- Try it -
Exactly reproduce each of the entries shown below.

Items from an interface collection:
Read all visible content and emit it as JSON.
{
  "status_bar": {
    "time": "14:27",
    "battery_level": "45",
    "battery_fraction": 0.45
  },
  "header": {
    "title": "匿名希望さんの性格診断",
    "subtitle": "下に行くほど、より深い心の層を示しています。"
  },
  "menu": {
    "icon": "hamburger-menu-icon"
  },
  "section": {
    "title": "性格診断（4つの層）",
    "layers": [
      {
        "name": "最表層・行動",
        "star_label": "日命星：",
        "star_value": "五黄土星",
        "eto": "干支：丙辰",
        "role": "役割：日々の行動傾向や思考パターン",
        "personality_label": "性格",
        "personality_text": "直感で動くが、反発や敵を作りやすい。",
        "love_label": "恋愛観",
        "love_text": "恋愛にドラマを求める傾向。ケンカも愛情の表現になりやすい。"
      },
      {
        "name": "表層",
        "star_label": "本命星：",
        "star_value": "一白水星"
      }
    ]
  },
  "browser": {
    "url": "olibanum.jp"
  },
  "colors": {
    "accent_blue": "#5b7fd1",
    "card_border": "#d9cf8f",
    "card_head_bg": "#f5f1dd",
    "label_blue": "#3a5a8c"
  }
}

- Written reply -
Read all visible content and emit it as JSON.
{
  "status_bar": {
    "time": "14:27",
    "battery_level": "45",
    "battery_fraction": 0.45
  },
  "header": {
    "title": "匿名希望さんの性格診断",
    "subtitle": "下に行くほど、より深い心の層を示しています。"
  },
  "menu": {
    "icon": "hamburger-menu-icon"
  },
  "section": {
    "title": "性格診断（4つの層）",
    "layers": [
      {
        "name": "最表層・行動",
        "star_label": "日命星：",
        "star_value": "五黄土星",
        "eto": "干支：丙辰",
        "role": "役割：日々の行動傾向や思考パターン",
        "personality_label": "性格",
        "personality_text": "直感で動くが、反発や敵を作りやすい。",
        "love_label": "恋愛観",
        "love_text": "恋愛にドラマを求める傾向。ケンカも愛情の表現になりやすい。"
      },
      {
        "name": "表層",
        "star_label": "本命星：",
        "star_value": "一白水星"
      }
    ]
  },
  "browser": {
    "url": "olibanum.jp"
  },
  "colors": {
    "accent_blue": "#5b7fd1",
    "card_border": "#d9cf8f",
    "card_head_bg": "#f5f1dd",
    "label_blue": "#3a5a8c"
  }
}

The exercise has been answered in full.